WHAT NEEDS TO BE DONE ->
Reproduce all of the data exactly, with no line skipped.

EXTRACTED RECORDS ->
-- Opening Marker --
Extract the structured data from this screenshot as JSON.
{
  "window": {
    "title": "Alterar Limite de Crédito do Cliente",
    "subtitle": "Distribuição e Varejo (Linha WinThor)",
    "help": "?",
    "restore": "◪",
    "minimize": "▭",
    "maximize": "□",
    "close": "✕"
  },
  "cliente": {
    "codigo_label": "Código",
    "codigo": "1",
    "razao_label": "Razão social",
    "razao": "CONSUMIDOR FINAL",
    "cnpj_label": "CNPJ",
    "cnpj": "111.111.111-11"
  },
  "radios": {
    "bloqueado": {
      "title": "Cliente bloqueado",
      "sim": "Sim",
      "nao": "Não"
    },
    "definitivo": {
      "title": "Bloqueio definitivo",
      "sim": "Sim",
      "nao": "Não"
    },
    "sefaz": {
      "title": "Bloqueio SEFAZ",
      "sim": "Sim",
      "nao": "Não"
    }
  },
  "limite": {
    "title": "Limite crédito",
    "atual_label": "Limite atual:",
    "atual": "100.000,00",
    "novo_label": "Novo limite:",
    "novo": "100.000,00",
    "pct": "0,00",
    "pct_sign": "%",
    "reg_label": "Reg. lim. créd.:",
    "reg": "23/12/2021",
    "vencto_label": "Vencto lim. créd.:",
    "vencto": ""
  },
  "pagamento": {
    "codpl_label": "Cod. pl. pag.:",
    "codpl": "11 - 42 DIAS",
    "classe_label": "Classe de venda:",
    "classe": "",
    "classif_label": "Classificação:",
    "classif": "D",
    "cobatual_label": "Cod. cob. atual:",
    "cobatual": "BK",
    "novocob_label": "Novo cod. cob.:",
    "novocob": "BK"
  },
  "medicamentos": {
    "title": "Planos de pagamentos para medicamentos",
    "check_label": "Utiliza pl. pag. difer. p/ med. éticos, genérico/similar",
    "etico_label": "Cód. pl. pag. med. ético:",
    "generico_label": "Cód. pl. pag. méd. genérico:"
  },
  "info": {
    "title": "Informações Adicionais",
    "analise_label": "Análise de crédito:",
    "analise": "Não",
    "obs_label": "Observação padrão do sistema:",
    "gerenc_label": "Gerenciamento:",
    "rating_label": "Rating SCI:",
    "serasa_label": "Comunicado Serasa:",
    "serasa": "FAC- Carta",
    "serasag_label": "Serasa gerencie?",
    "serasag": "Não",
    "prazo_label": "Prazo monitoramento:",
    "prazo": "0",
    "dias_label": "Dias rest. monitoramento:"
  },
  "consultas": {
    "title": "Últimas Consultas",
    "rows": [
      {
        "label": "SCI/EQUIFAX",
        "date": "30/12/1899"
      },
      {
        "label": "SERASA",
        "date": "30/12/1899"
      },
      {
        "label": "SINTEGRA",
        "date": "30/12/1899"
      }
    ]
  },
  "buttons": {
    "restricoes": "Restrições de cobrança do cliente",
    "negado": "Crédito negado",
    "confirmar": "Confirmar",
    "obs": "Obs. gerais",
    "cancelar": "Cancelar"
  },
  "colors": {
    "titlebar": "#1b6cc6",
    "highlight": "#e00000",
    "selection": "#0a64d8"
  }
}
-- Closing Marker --
WRITTEN SOLUTION ->
Extract the structured data from this screenshot as JSON.
{
  "window": {
    "title": "Alterar Limite de Crédito do Cliente",
    "subtitle": "Distribuição e Varejo (Linha WinThor)",
    "help": "?",
    "restore": "◪",
    "minimize": "▭",
    "maximize": "□",
    "close": "✕"
  },
  "cliente": {
    "codigo_label": "Código",
    "codigo": "1",
    "razao_label": "Razão social",
    "razao": "CONSUMIDOR FINAL",
    "cnpj_label": "CNPJ",
    "cnpj": "111.111.111-11"
  },
  "radios": {
    "bloqueado": {
      "title": "Cliente bloqueado",
      "sim": "Sim",
      "nao": "Não"
    },
    "definitivo": {
      "title": "Bloqueio definitivo",
      "sim": "Sim",
      "nao": "Não"
    },
    "sefaz": {
      "title": "Bloqueio SEFAZ",
      "sim": "Sim",
      "nao": "Não"
    }
  },
  "limite": {
    "title": "Limite crédito",
    "atual_label": "Limite atual:",
    "atual": "100.000,00",
    "novo_label": "Novo limite:",
    "novo": "100.000,00",
    "pct": "0,00",
    "pct_sign": "%",
    "reg_label": "Reg. lim. créd.:",
    "reg": "23/12/2021",
    "vencto_label": "Vencto lim. créd.:",
    "vencto": ""
  },
  "pagamento": {
    "codpl_label": "Cod. pl. pag.:",
    "codpl": "11 - 42 DIAS",
    "classe_label": "Classe de venda:",
    "classe": "",
    "classif_label": "Classificação:",
    "classif": "D",
    "cobatual_label": "Cod. cob. atual:",
    "cobatual": "BK",
    "novocob_label": "Novo cod. cob.:",
    "novocob": "BK"
  },
  "medicamentos": {
    "title": "Planos de pagamentos para medicamentos",
    "check_label": "Utiliza pl. pag. difer. p/ med. éticos, genérico/similar",
    "etico_label": "Cód. pl. pag. med. ético:",
    "generico_label": "Cód. pl. pag. méd. genérico:"
  },
  "info": {
    "title": "Informações Adicionais",
    "analise_label": "Análise de crédito:",
    "analise": "Não",
    "obs_label": "Observação padrão do sistema:",
    "gerenc_label": "Gerenciamento:",
    "rating_label": "Rating SCI:",
    "serasa_label": "Comunicado Serasa:",
    "serasa": "FAC- Carta",
    "serasag_label": "Serasa gerencie?",
    "serasag": "Não",
    "prazo_label": "Prazo monitoramento:",
    "prazo": "0",
    "dias_label": "Dias rest. monitoramento:"
  },
  "consultas": {
    "title": "Últimas Consultas",
    "rows": [
      {
        "label": "SCI/EQUIFAX",
        "date": "30/12/1899"
      },
      {
        "label": "SERASA",
        "date": "30/12/1899"
      },
      {
        "label": "SINTEGRA",
        "date": "30/12/1899"
      }
    ]
  },
  "buttons": {
    "restricoes": "Restrições de cobrança do cliente",
    "negado": "Crédito negado",
    "confirmar": "Confirmar",
    "obs": "Obs. gerais",
    "cancelar": "Cancelar"
  },
  "colors": {
    "titlebar": "#1b6cc6",
    "highlight": "#e00000",
    "selection": "#0a64d8"
  }
}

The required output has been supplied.